  14. Rockefeller University. A Phase 2a, randomized study of romidepsin with or without 3BNC117 to evaluate the effects on the HIV-1 reservoir (ROADMAP). In: ClinicalTrials.gov. Bethesda (MD): National Library of Medicine (US). Registered on July 26, 2016. NLM Identifier: NCT02850016. https://clinicaltrials.gov/ct2/show/NCT02850016. Accessed April 1, 2022

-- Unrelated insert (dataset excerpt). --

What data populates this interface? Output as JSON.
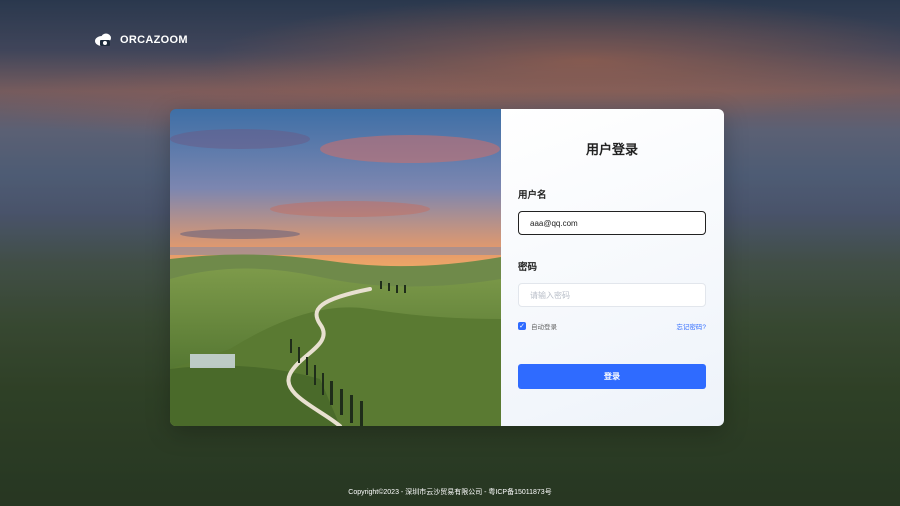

  15. Gruell H, Gunst JD, Cohen YZ, et al. Effect of 3BNC117 and romidepsin on the HIV-1 reservoir in people taking suppressive antiretroviral therapy (ROADMAP): a randomised, open-label, phase 2A trial. Lancet Microbe. 2022;3(3):e203-e214. doi:10.1016/S2666-5247(21)00239-1
  16. EU Clinical Trials Register. EudraCT Number: 2015-003186-28; BIOSKILL: studying Vacc-4x, an HIV therapeutic vaccine, an assessment of immune-mediated anti-viral effects, when administered with adjuvant GM-CSF prior to HIV latent reservoir activation by the HDAC inhibitor, romidepsin. https://www.clinicaltrialsregister.eu/ctr-search/trial/2015-003186-28/DK. Accessed April 1, 2022
  17. Aarhus University Hospital. Early administration of latency reversing therapy and broadly neutralizing antibodies to limit the establishment of the HIV-1 reservoir during initiation of antiretroviral treatment - a randomized controlled trial. In: ClinicalTrials.gov. Bethesda (MD): National Library of Medicine (US). Registered on January 20, 2017. NLM Identifier: NCT03041012. https://clinicaltrials.gov/ct2/show/NCT03041012. Accessed April 1, 2022
  18. Gunst JD, Pahus MH, Rosás-Umbert M, et al. The impact of 3BNC117 and romidepsin treatment at ART initiation on HIV-1 persistence. International AIDS Society (IAS) Conference on Retroviruses and Opportunistic Infections (CROI); February 12-16, 2022; Virtual. Conference Reports for National AIDS Treatment Advocacy Project (NATAP); 2022. https://www.natap.org/2022/CROI/croi_54.htm. Accessed April 1, 2022
  19. IrsiCaixa. An open label Phase I trial to evaluate the safety and effect of HIVconsv vaccines in combination with histone deacetylase inhibitor romidepsin on the viral rebound kinetic after treatment interruption in early treated HIV-1 infected individuals (BCN02-Romi). In: ClinicalTrials.gov. Bethesda (MD): National Library of Medicine (US). Registered November 9, 2015. NLM Identifier: NCT02616874. https://clinicaltrials.gov/ct2/show/NCT02616874. Accessed April 1, 2022
 

Last Reviewed: April 1, 2022